### Your assignment:
Your task is to return all of the entries below exactly, leaving out each picture.

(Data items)
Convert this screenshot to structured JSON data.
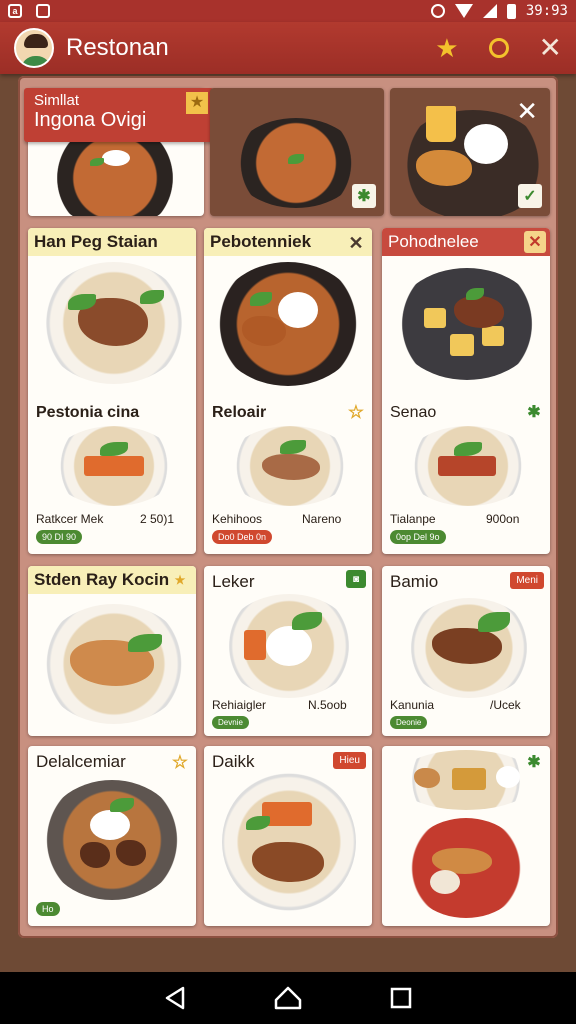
{
  "status": {
    "time": "39:93",
    "left_icon_label": "a"
  },
  "app": {
    "title": "Restonan"
  },
  "featured": {
    "label_line1": "Simllat",
    "label_line2": "Ingona Ovigi"
  },
  "cards": [
    {
      "title": "Han Peg Staian",
      "sub_title": "Pestonia cina",
      "price_name": "Ratkcer Mek",
      "price": "2 50)1",
      "pill": "90 DI 90"
    },
    {
      "title": "Pebotenniek",
      "sub_title": "Reloair",
      "price_name": "Kehihoos",
      "price": "Nareno",
      "pill": "Do0 Deb 0n"
    },
    {
      "title": "Pohodnelee",
      "sub_title": "Senao",
      "price_name": "Tialanpe",
      "price": "900on",
      "pill": "0op Del 9o"
    },
    {
      "title": "Stden Ray Kocin"
    },
    {
      "title": "Leker",
      "price_name": "Rehiaigler",
      "price": "N.5oob",
      "pill": "Devnie"
    },
    {
      "title": "Bamio",
      "badge": "Meni",
      "price_name": "Kanunia",
      "price": "/Ucek",
      "pill": "Deonie"
    },
    {
      "title": "Delalcemiar",
      "pill": "Ho"
    },
    {
      "title": "Daikk",
      "badge": "Hieu"
    },
    {
      "title": ""
    }
  ]
}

### Exercise output:
Convert this screenshot to structured JSON data.
{
  "status": {
    "time": "39:93",
    "left_icon_label": "a"
  },
  "app": {
    "title": "Restonan"
  },
  "featured": {
    "label_line1": "Simllat",
    "label_line2": "Ingona Ovigi"
  },
  "cards": [
    {
      "title": "Han Peg Staian",
      "sub_title": "Pestonia cina",
      "price_name": "Ratkcer Mek",
      "price": "2 50)1",
      "pill": "90 DI 90"
    },
    {
      "title": "Pebotenniek",
      "sub_title": "Reloair",
      "price_name": "Kehihoos",
      "price": "Nareno",
      "pill": "Do0 Deb 0n"
    },
    {
      "title": "Pohodnelee",
      "sub_title": "Senao",
      "price_name": "Tialanpe",
      "price": "900on",
      "pill": "0op Del 9o"
    },
    {
      "title": "Stden Ray Kocin"
    },
    {
      "title": "Leker",
      "price_name": "Rehiaigler",
      "price": "N.5oob",
      "pill": "Devnie"
    },
    {
      "title": "Bamio",
      "badge": "Meni",
      "price_name": "Kanunia",
      "price": "/Ucek",
      "pill": "Deonie"
    },
    {
      "title": "Delalcemiar",
      "pill": "Ho"
    },
    {
      "title": "Daikk",
      "badge": "Hieu"
    },
    {
      "title": ""
    }
  ]
}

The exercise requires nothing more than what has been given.